Your guide to becoming “Zero Waste” in 2021

We’re using up earth’s resources much faster than they can be replenished, and recycling is a poor solution, as only 9 percent of plastic gets recycled. Plastic waste is poisoning our waterways, their inhabitants, and us.

If you’re looking for a way to be more eco-friendly (as well as save some money and live healthier), you may want to adopt a “Zero Waste” (ZW) lifestyle. To make things simple, here’s a month-long plan for getting started on your own journey: 31 steps (one per day) to low waste.

Here are some tips to get started.

  • Use what you have! Don’t toss your old products to buy new “eco-friendly” ones. That likely means you’ll have to come back to several numbers on this 31-day plan at a later date—and that’s okay!
  • Find what works for you—not everything will work for every person.
  • Don’t get discouraged.
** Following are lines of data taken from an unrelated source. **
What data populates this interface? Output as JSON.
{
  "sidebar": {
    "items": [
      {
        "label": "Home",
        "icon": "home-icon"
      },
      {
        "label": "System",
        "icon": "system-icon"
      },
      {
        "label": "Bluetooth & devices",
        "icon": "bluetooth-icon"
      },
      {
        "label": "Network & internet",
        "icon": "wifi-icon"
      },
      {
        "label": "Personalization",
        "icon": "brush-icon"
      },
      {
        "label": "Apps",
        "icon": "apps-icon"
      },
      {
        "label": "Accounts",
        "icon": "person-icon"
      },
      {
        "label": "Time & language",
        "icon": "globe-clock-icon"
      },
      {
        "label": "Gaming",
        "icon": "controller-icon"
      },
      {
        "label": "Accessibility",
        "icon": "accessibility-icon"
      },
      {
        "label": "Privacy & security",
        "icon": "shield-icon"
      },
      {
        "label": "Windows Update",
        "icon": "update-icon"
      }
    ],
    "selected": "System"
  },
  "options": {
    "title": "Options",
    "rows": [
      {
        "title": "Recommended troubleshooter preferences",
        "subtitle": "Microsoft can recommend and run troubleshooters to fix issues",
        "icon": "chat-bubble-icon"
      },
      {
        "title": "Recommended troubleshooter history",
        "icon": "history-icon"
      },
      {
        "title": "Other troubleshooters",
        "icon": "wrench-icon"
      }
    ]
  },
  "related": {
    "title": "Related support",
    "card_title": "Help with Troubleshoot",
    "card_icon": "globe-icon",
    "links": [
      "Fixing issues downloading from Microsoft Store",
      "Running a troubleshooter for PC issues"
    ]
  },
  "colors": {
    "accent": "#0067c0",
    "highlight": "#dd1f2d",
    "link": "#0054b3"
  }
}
In the words of Anne-Marie Bonneau (a.k.a. The Zero-Waste Chef), “We may never reach the zero in “zero waste” but that’s no reason to take zero action.”
DayCategoryActionConsider …
1PlanningSet goalswriting down what you’d like to achieve and why
2PlanningLearn your recycling rulesresearching your municipality’s system so you can recycle properly and choose the best options for packaging based on your area
3On-the-goMake an on-the-go kita reusable straw, cutlery, napkin/cloth, chopsticks, travel mug, and water bottle
4On-the-goPrepare your lunches and snacksreusable pouches, jars, lunch kits, or divided stainless steel containers
5On-the-goSay no!saying no to shopping bags, receipts, straws, free promotional items, etc
6BathroomZW bathroom productscotton swabs made from cotton and paper, or going without altogetherrecycled paper or bamboo toilet paper that comes in a boxsolid soap or liquid refillsa metal safety razor
7BathroomZW skin careproducts that come in glass, metal, or paper tubes, or refills
8BathroomZW hair careshampoo and conditioner bars or liquid refills
9BathroomZW cosmeticsproducts that come in glass, metal, or paper tubes, or refills
10BathroomZW period productscloth pads, a menstrual cup, or period panties
11BathroomZW oral carebiodegradable bamboo toothbrushcompostable flosstoothpaste powder or tabs
12KitchenZW food storagewax food wraps or cloth bowl covers instead of plastic wrapcloth bags instead of plastic
13KitchenEvaluate your dietreducing your intake of meat, dairy, and seafood, as these are typically very resource intensivelocal and organic products
14KitchenChoose unpackaged producebringing your own cloth bags when needed
15KitchenGo bulk shoppingfinding a refill store near you or choosing unpackaged foods from the bulk section, bakery, and deli section/butcher
16KitchenCook/bake somethingmaking a food staple you’d normally buy
17KitchenCompostinvesting in a compost system
18OthersRethink giftsgiving experiences or second-hand gifts, or contributing to a cause
19OthersRefuse junk mailcancelling unnecessary mailplacing a “no junk mail, please” note on/inside your mailbox
20OthersZW cleaning productsDIYs or refills
21OthersZW laundry productsDIYs or refills
22OthersVisit your librarythe free resources, services, programs, and content
23OthersRethink paper productshandkerchiefs instead of tissuescloths/rags instead of paper towelscloth napkins instead of paper
24New skillsGrow somethinga small balcony garden
25New skillsRepair somethingsewing, such as visible mending
26New skillsShop second-handthrift stores, online groups, and consignment shops
27New skillsTrade, barter, or borrowonline “swap & shop” groups
28New skillsBuild your skillsknitting, sewing, or canning
29Thinking biggerTell othersspeaking to friends and family about what you’re doing
30Thinking biggerHelp your communitydonating your money, time, or talent
31Thinking biggerKeep learningeducating yourself about intersectional issues such as race, class, poverty, accessibility, and disability